Exercise prompt
Print all of the records. Exclude the images.

↓

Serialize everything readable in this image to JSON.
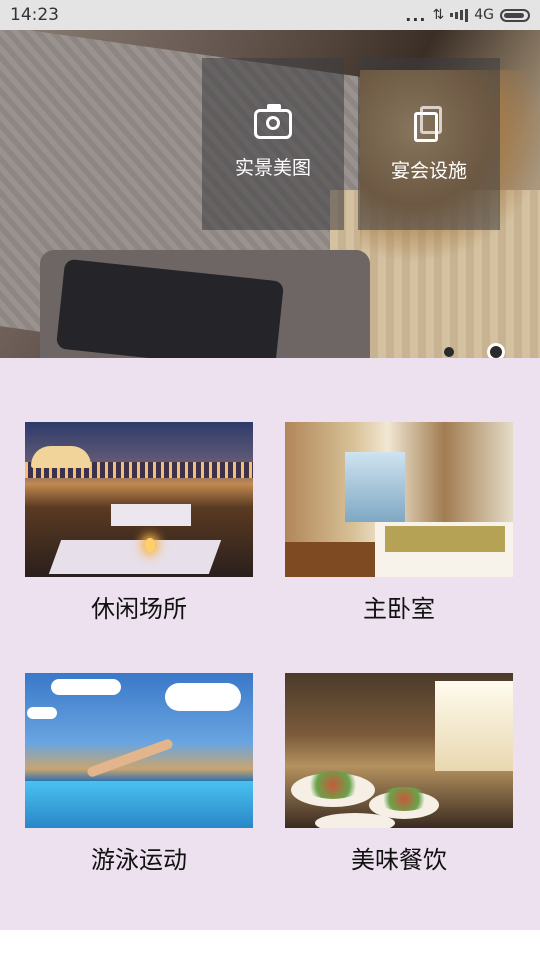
{
  "status_bar": {
    "time": "14:23",
    "network": "4G",
    "indicators": "..."
  },
  "hero": {
    "buttons": [
      {
        "label": "实景美图",
        "icon": "camera-icon"
      },
      {
        "label": "宴会设施",
        "icon": "copy-icon"
      }
    ],
    "pagination": {
      "count": 2,
      "active_index": 1
    }
  },
  "grid": {
    "items": [
      {
        "label": "休闲场所"
      },
      {
        "label": "主卧室"
      },
      {
        "label": "游泳运动"
      },
      {
        "label": "美味餐饮"
      }
    ]
  },
  "colors": {
    "grid_background": "#ede0ef",
    "status_bar_background": "#e4e4e4"
  }
}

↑

Reply to the exercise
Serialize everything readable in this image to JSON.
{
  "status_bar": {
    "time": "14:23",
    "network": "4G",
    "indicators": "..."
  },
  "hero": {
    "buttons": [
      {
        "label": "实景美图",
        "icon": "camera-icon"
      },
      {
        "label": "宴会设施",
        "icon": "copy-icon"
      }
    ],
    "pagination": {
      "count": 2,
      "active_index": 1
    }
  },
  "grid": {
    "items": [
      {
        "label": "休闲场所"
      },
      {
        "label": "主卧室"
      },
      {
        "label": "游泳运动"
      },
      {
        "label": "美味餐饮"
      }
    ]
  },
  "colors": {
    "grid_background": "#ede0ef",
    "status_bar_background": "#e4e4e4"
  }
}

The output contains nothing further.